While not at the completely alt-country junction of Z nor the industrious and strange R&B stylings of Evil Urges James and company seem to have hit a sweet spot of alt-rock real estate (acoustic and electric) where diverging from what made them successful is allowed yet often humble origins are still present. Jazz stylings, electronic blips, and acoustic offerings are all here. "Get to the Point" at track five is a sublime acoustic effort that will fit on the top shelf with "Golden" and "Bermuda Highway" and "Only Memories Remain," the album's closer is a stylistic and appropriate homage to George Harrison and sounds like something off of All Things Must Pass . The Waterfall just sounds fantastic, the songs ebb and flow into one another as a steady stream of conscious while dealing with relationships ("Big Decisions"), friendship ("Only Memories Remain"), in a fleeting yet enjoyable manner. The tracklisting is so naturally affable that every song feels as if it is an appropriate pre cursor for the next.
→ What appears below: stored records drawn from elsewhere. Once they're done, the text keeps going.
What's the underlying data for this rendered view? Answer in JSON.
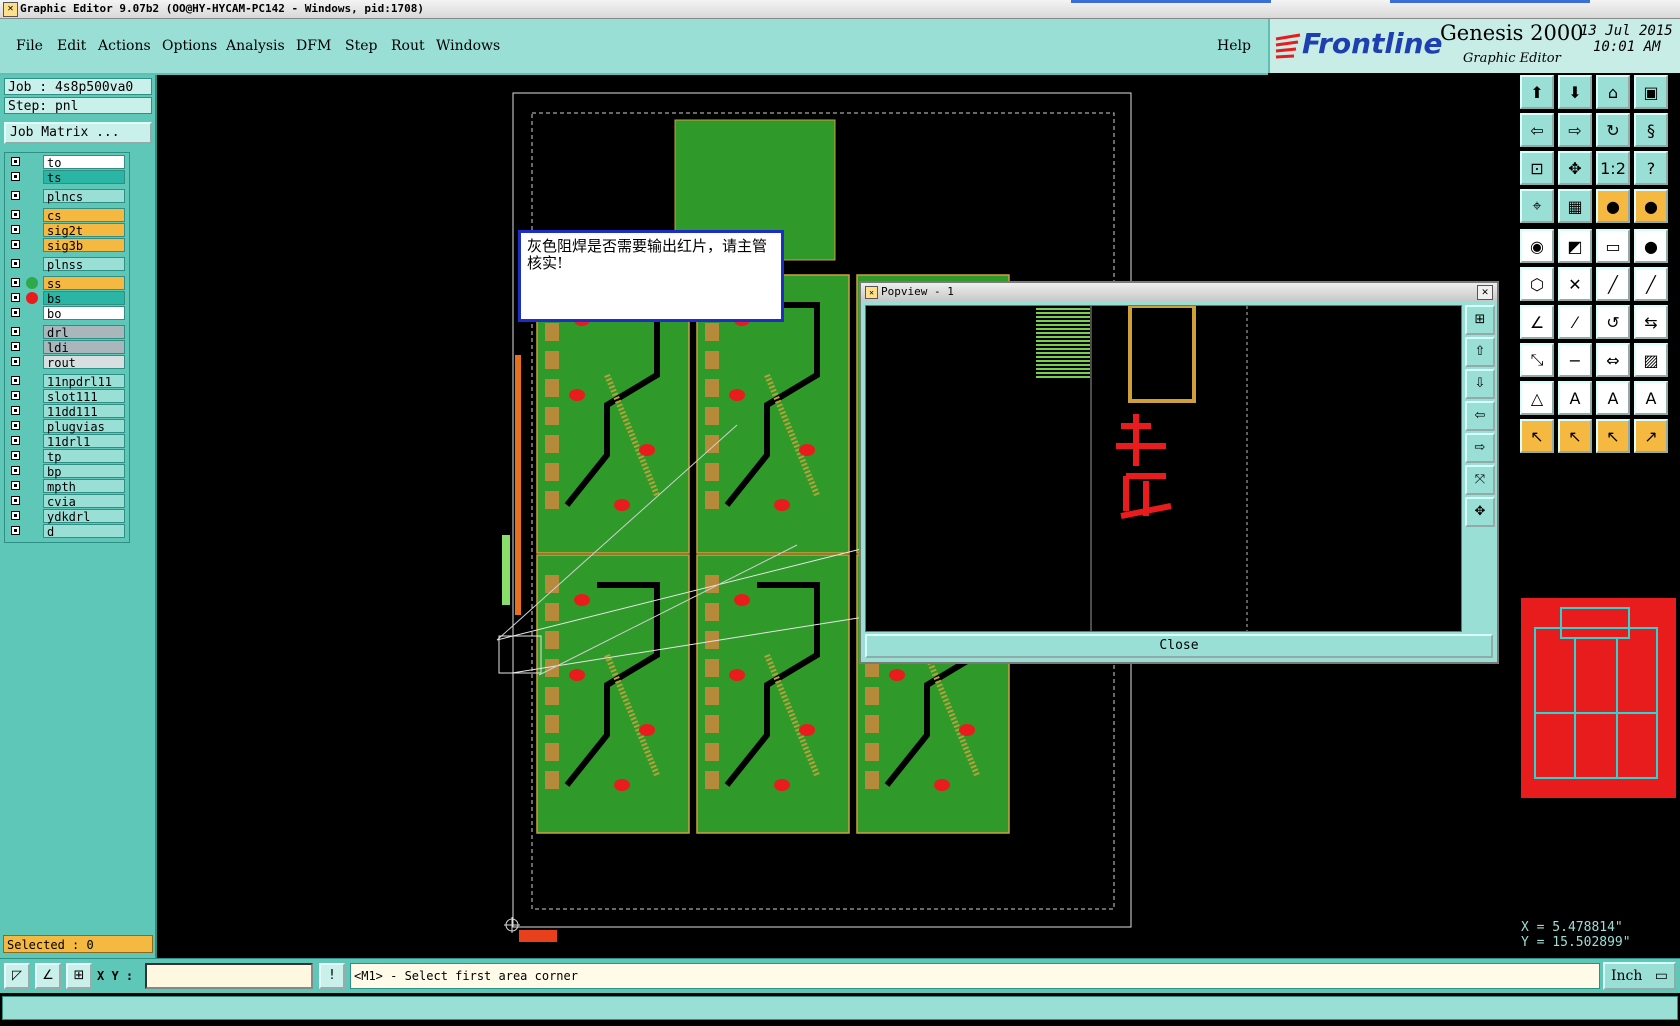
{
  "window": {
    "title": "Graphic Editor 9.07b2 (OO@HY-HYCAM-PC142 - Windows, pid:1708)"
  },
  "menu": {
    "file": "File",
    "edit": "Edit",
    "actions": "Actions",
    "options": "Options",
    "analysis": "Analysis",
    "dfm": "DFM",
    "step": "Step",
    "rout": "Rout",
    "windows": "Windows",
    "help": "Help"
  },
  "brand": {
    "logo": "Frontline",
    "product": "Genesis 2000",
    "subtitle": "Graphic Editor",
    "date": "13 Jul 2015",
    "time": "10:01 AM"
  },
  "job": {
    "job_label": "Job : 4s8p500va0",
    "step_label": "Step: pnl",
    "matrix_button": "Job Matrix ..."
  },
  "layers": [
    {
      "name": "to",
      "color": "#ffffff",
      "dot": ""
    },
    {
      "name": "ts",
      "color": "#2bb5a5",
      "dot": ""
    },
    {
      "name": "plncs",
      "color": "#9adfd6",
      "dot": ""
    },
    {
      "name": "cs",
      "color": "#f5b841",
      "dot": ""
    },
    {
      "name": "sig2t",
      "color": "#f5b841",
      "dot": ""
    },
    {
      "name": "sig3b",
      "color": "#f5b841",
      "dot": ""
    },
    {
      "name": "plnss",
      "color": "#9adfd6",
      "dot": ""
    },
    {
      "name": "ss",
      "color": "#f5b841",
      "dot": "#2ea84a"
    },
    {
      "name": "bs",
      "color": "#2bb5a5",
      "dot": "#e81c1c"
    },
    {
      "name": "bo",
      "color": "#ffffff",
      "dot": ""
    },
    {
      "name": "drl",
      "color": "#a9b7bd",
      "dot": ""
    },
    {
      "name": "ldi",
      "color": "#a9b7bd",
      "dot": ""
    },
    {
      "name": "rout",
      "color": "#d9dfe0",
      "dot": ""
    },
    {
      "name": "11npdrl11",
      "color": "#9adfd6",
      "dot": ""
    },
    {
      "name": "slot111",
      "color": "#9adfd6",
      "dot": ""
    },
    {
      "name": "11dd111",
      "color": "#9adfd6",
      "dot": ""
    },
    {
      "name": "plugvias",
      "color": "#9adfd6",
      "dot": ""
    },
    {
      "name": "11drl1",
      "color": "#9adfd6",
      "dot": ""
    },
    {
      "name": "tp",
      "color": "#9adfd6",
      "dot": ""
    },
    {
      "name": "bp",
      "color": "#9adfd6",
      "dot": ""
    },
    {
      "name": "mpth",
      "color": "#9adfd6",
      "dot": ""
    },
    {
      "name": "cvia",
      "color": "#9adfd6",
      "dot": ""
    },
    {
      "name": "ydkdrl",
      "color": "#9adfd6",
      "dot": ""
    },
    {
      "name": "d",
      "color": "#9adfd6",
      "dot": ""
    }
  ],
  "selected_label": "Selected : 0",
  "note": {
    "text": "灰色阻焊是否需要输出红片，请主管核实!"
  },
  "popview": {
    "title": "Popview - 1",
    "close_label": "Close"
  },
  "coords": {
    "x": "X = 5.478814\"",
    "y": "Y = 15.502899\""
  },
  "status": {
    "xy_label": "X Y :",
    "prompt": "<M1> - Select first area corner",
    "unit": "Inch"
  },
  "colors": {
    "panel": "#5ec7b8",
    "menu": "#9adfd6",
    "pcb_green": "#2f9a2a",
    "pad_red": "#e81c1c",
    "highlight": "#f5b841"
  }
}
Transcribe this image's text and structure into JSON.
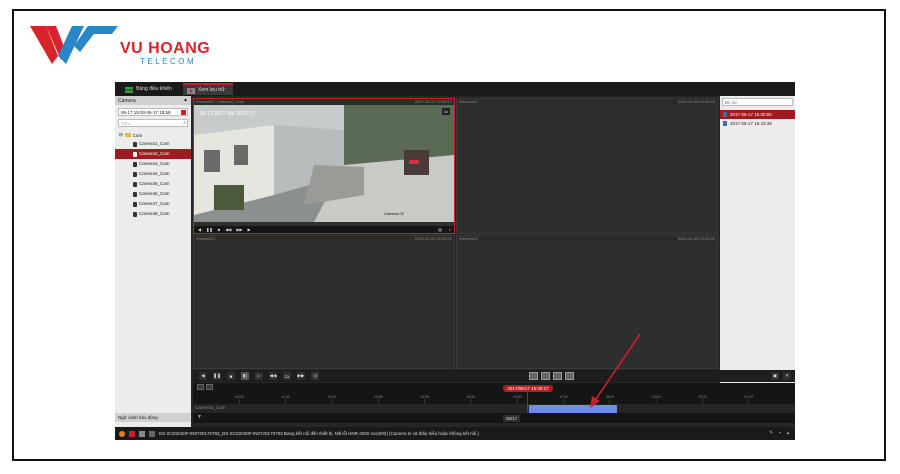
{
  "brand": {
    "line1": "VU HOANG",
    "line2": "TELECOM"
  },
  "colors": {
    "accent": "#c8202a",
    "brand_red": "#d8232a",
    "brand_blue": "#2a86c8",
    "playback_bar": "#6f8ee6"
  },
  "tabs": [
    {
      "label": "Bảng điều khiển",
      "icon": "grid-icon"
    },
    {
      "label": "Xem lưu trữ",
      "icon": "playback-icon"
    }
  ],
  "left_panel": {
    "title": "Camera",
    "date_range": "06-17 15:00-06-17 15:59",
    "search_placeholder": "Tìm...",
    "root": "Cam",
    "cameras": [
      "Camera1_Cam",
      "Camera2_Cam",
      "Camera3_Cam",
      "Camera4_Cam",
      "Camera5_Cam",
      "Camera6_Cam",
      "Camera7_Cam",
      "Camera8_Cam"
    ],
    "selected_camera": "Camera2_Cam",
    "footer": "Ngữ cảnh bảo động"
  },
  "videos": [
    {
      "title": "Window01: Camera2_Cam",
      "time": "2017-06-17 15:00:17",
      "speed": "1x",
      "overlay_date": "06-17-2017 Sat 15:00:17",
      "overlay_cam": "Camera 02"
    },
    {
      "title": "Window02",
      "time": "0000-00-00 00:00:00"
    },
    {
      "title": "Window03",
      "time": "0000-00-00 00:00:00"
    },
    {
      "title": "Window04",
      "time": "0000-00-00 00:00:00"
    }
  ],
  "right_panel": {
    "search_placeholder": "Bộ lọc",
    "items": [
      "2017-06-17 15:00:00",
      "2017-06-17 15:43:39"
    ]
  },
  "controls": {
    "speed": "1x"
  },
  "timeline": {
    "current": "2017/06/17 15:00:17",
    "track_label": "Camera2_Cam",
    "date": "06/17",
    "ticks": [
      "10:00",
      "11:00",
      "12:00",
      "13:00",
      "14:00",
      "15:00",
      "16:00",
      "17:00",
      "18:00",
      "19:00",
      "20:00",
      "21:00"
    ],
    "playback_start": "15:00",
    "playback_end": "17:00"
  },
  "status": {
    "message": "DS-2CD2020F-IN0720170793_DS-2CD2020F-IN0720170793 Đang kết nối đến thiết bị. Mã lỗi HNR-4200 xxx(002) (Camera tx và thấu hiểu hoặc không kết nối.)"
  }
}
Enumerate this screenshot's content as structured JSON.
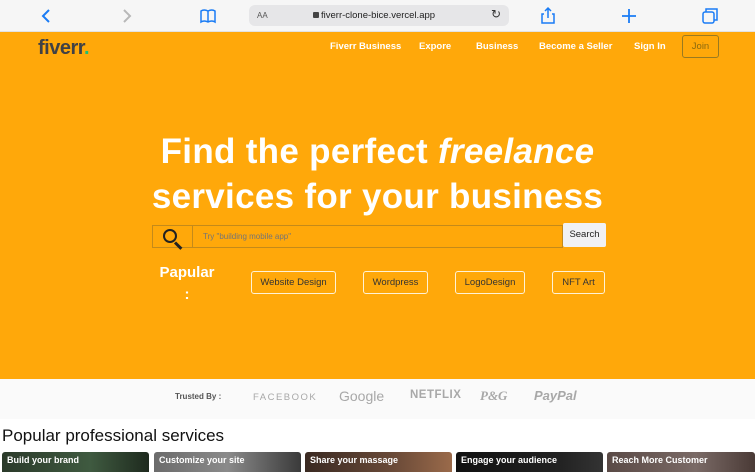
{
  "browser": {
    "back_icon": "chevron-left-icon",
    "forward_icon": "chevron-right-icon",
    "bookmarks_icon": "book-icon",
    "text_size": "AA",
    "url": "fiverr-clone-bice.vercel.app",
    "reload_icon": "reload-icon",
    "share_icon": "share-icon",
    "new_tab_icon": "plus-icon",
    "tabs_icon": "tabs-icon"
  },
  "header": {
    "logo_text": "fiverr",
    "logo_dot": ".",
    "nav": [
      "Fiverr Business",
      "Expore",
      "Business",
      "Become a Seller",
      "Sign In"
    ],
    "join_label": "Join"
  },
  "hero": {
    "headline_part1": "Find the perfect ",
    "headline_em": "freelance",
    "headline_line2": "services for your business",
    "search_placeholder": "Try \"building mobile app\"",
    "search_button": "Search",
    "popular_label": "Papular",
    "popular_colon": ":",
    "tags": [
      "Website Design",
      "Wordpress",
      "LogoDesign",
      "NFT Art"
    ]
  },
  "trusted": {
    "label": "Trusted By :",
    "brands": [
      "FACEBOOK",
      "Google",
      "NETFLIX",
      "P&G",
      "PayPal"
    ]
  },
  "services": {
    "title": "Popular professional services",
    "cards": [
      "Build your brand",
      "Customize your site",
      "Share your massage",
      "Engage your audience",
      "Reach More Customer"
    ]
  },
  "colors": {
    "hero_bg": "#ffa80a",
    "logo_dot": "#1dbf73"
  }
}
Like a bear ready for spring (the band's self confessed spirit animal), My Morning Jacket forges ahead with an amalgamation of old and new alike. What's here works absurdly well with the concoction of pop, electro, and reverb rock and alt-country combining for the perfect cocktail of summer sunrise, sunshine, and sunset.